  • Customer service – It’s important to save money on energy, but you should also feel confident that you’ll be able to get in touch with the supplier should anything go wrong. Is the switchover process simple or complicated? Does the product offer good value for money? Would customers in your region recommend this supplier? Most comparison tables will offer customer service ratings, with information gathered from UK energy customers. 

  • Smart meters – There’s a plan to roll out smart meters to all UK households by the end of 2024, but in the meantime, this is an elective feature that could be a beneficial component of any energy plan. Smart meters learn from your household habits to provide more efficient service. They come equipped with an in-home display that shows off your current data, so that you can gain control of your energy use and adjust accordingly. Most also feature a free smartphone app to keep tabs on energy use at a distance. At the moment, they’re available in many areas, but you’ll need to enter your postcode to find out if this type of plan is available to you. 

  • Green energy plans – Reducing your home or business carbon footprint might be a high priority, in which case, you can look for rates that are both eco-friendly and economical. Green energy plans are becoming increasingly popular in the UK, offsetting your energy use by using renewable supply sources like wind and solar power. Although the rates for these types of plans are usually somewhat higher, you can compare green energy plans from different suppliers to find the best deals. 

Fees to work into your energy price

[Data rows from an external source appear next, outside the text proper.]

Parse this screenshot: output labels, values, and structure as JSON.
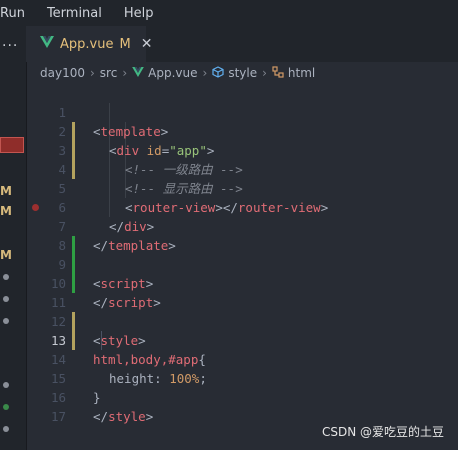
{
  "menu": {
    "items": [
      "Run",
      "Terminal",
      "Help"
    ]
  },
  "tab": {
    "filename": "App.vue",
    "status": "M",
    "close": "✕"
  },
  "breadcrumb": {
    "items": [
      "day100",
      "src",
      "App.vue",
      "style",
      "html"
    ]
  },
  "sidebar": {
    "dots": "···",
    "marks": [
      "M",
      "M",
      "M"
    ]
  },
  "code": {
    "line_numbers": [
      "1",
      "2",
      "3",
      "4",
      "5",
      "6",
      "7",
      "8",
      "9",
      "10",
      "11",
      "12",
      "13",
      "14",
      "15",
      "16",
      "17"
    ],
    "l1": {
      "open": "<",
      "tag": "template",
      "close": ">"
    },
    "l2": {
      "open": "<",
      "tag": "div",
      "attr": " id",
      "eq": "=",
      "str": "\"app\"",
      "close": ">"
    },
    "l3": {
      "comment": "<!-- 一级路由 -->"
    },
    "l4": {
      "comment": "<!-- 显示路由 -->"
    },
    "l5": {
      "open": "<",
      "tag": "router-view",
      "mid": "></",
      "tag2": "router-view",
      "close": ">"
    },
    "l6": {
      "open": "</",
      "tag": "div",
      "close": ">"
    },
    "l7": {
      "open": "</",
      "tag": "template",
      "close": ">"
    },
    "l9": {
      "open": "<",
      "tag": "script",
      "close": ">"
    },
    "l10": {
      "open": "</",
      "tag": "script",
      "close": ">"
    },
    "l12": {
      "open": "<",
      "tag": "style",
      "close": ">"
    },
    "l13": {
      "selector": "html,body,#app",
      "brace": "{"
    },
    "l14": {
      "prop": "height",
      "colon": ": ",
      "num": "100%",
      "semi": ";"
    },
    "l15": {
      "brace": "}"
    },
    "l16": {
      "open": "</",
      "tag": "style",
      "close": ">"
    }
  },
  "watermark": "CSDN @爱吃豆的土豆",
  "colors": {
    "vue_green": "#42b883",
    "modified": "#e5c07b",
    "added": "#2ea043",
    "changed": "#b3a25e"
  }
}
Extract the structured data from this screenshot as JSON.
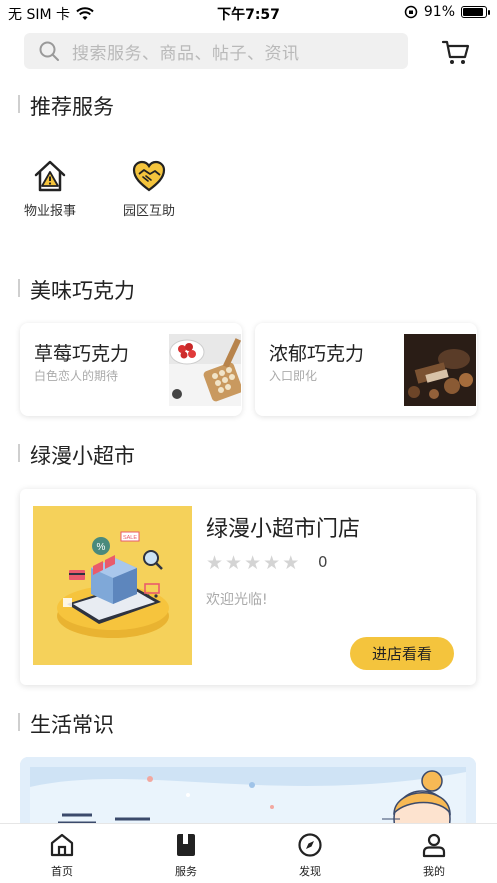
{
  "status_bar": {
    "carrier": "无 SIM 卡",
    "time": "下午7:57",
    "battery": "91%",
    "battery_level": 0.91
  },
  "search": {
    "placeholder": "搜索服务、商品、帖子、资讯"
  },
  "sections": {
    "recommended": "推荐服务",
    "chocolate": "美味巧克力",
    "store": "绿漫小超市",
    "life": "生活常识"
  },
  "services": [
    {
      "label": "物业报事",
      "icon": "house-alert-icon"
    },
    {
      "label": "园区互助",
      "icon": "heart-handshake-icon"
    }
  ],
  "chocolates": [
    {
      "name": "草莓巧克力",
      "subtitle": "白色恋人的期待"
    },
    {
      "name": "浓郁巧克力",
      "subtitle": "入口即化"
    }
  ],
  "store": {
    "name": "绿漫小超市门店",
    "rating": "0",
    "stars_total": 5,
    "welcome": "欢迎光临!",
    "enter_button": "进店看看"
  },
  "colors": {
    "accent": "#f4c43d",
    "brand_yellow": "#f5d15a"
  },
  "tabbar": [
    {
      "label": "首页",
      "icon": "home-icon"
    },
    {
      "label": "服务",
      "icon": "book-icon"
    },
    {
      "label": "发现",
      "icon": "compass-icon"
    },
    {
      "label": "我的",
      "icon": "user-icon"
    }
  ]
}
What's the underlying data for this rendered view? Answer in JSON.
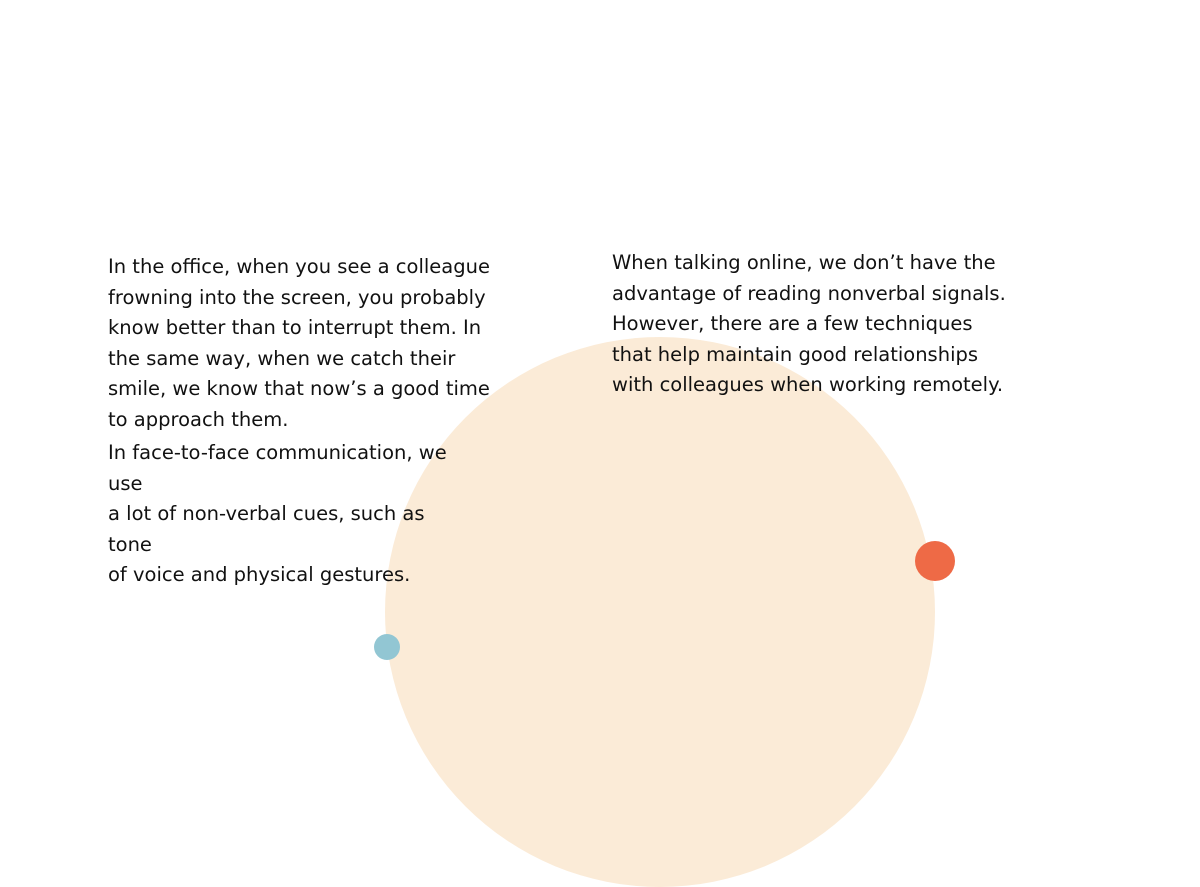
{
  "slide": {
    "left_paragraph_1": "In the office, when you see a colleague\nfrowning into the screen, you probably\nknow better than to interrupt them. In\nthe same way, when we catch their\nsmile, we know that now’s a good time\nto approach them.",
    "left_paragraph_2": "In face-to-face communication, we\nuse\na lot of non-verbal cues, such as\ntone\nof voice and physical gestures.",
    "right_paragraph": "When talking online, we don’t have the\nadvantage of reading nonverbal signals.\nHowever, there are a few techniques\nthat help maintain good relationships\nwith colleagues when working remotely."
  },
  "colors": {
    "big_circle": "#FBEBD7",
    "orange_dot": "#EE6A46",
    "blue_dot": "#92C6D3"
  }
}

In a typical energy comparison chart, you’ll see the basic rates. However, don’t forget that your usage will vary from month to month – this means your annual price may be different from what’s listed. You should be able to see projected annual costs based on your past usage and lifestyle, but these won’t be 100% accurate. There are also a few fees that might drive up the price listed. 

  • Service protection plans – These types of plans act as a supplement to your basic home insurance, covering the cost of appliance repair or HVAC maintenance. 

  • Cancellation fees – Also called an exit or termination fee, the cancellation charge applies when you leave a fixed-term contract before the plan end date. These vary but can go up to £100 or more, so be sure to work it into your calculations if you like to switch suppliers frequently. 

  • Installation fees – This applies if you’re switching from a prepayment plan to one with a standard meter. Although none of the big six suppliers will charge for this switch, some of the smaller ones might. You could also be charged a deposit if your credit rating is low or you’ve had past issues with utility debt. 

When is the best time to compare electricity and gas prices?

It’s recommended that you run an energy comparison frequently just to see what’s out there. Consumers can switch suppliers at any time of year without impacting on service. Coming to the end of a fixed contract or moving to a new house are both particularly smart times to weigh your options, as otherwise you’ll be placed onto a standard tariff. It only takes a matter of minutes to find the cheapest gas and electric prices – time well spent!

Bjorn GriffithDec 9th 2019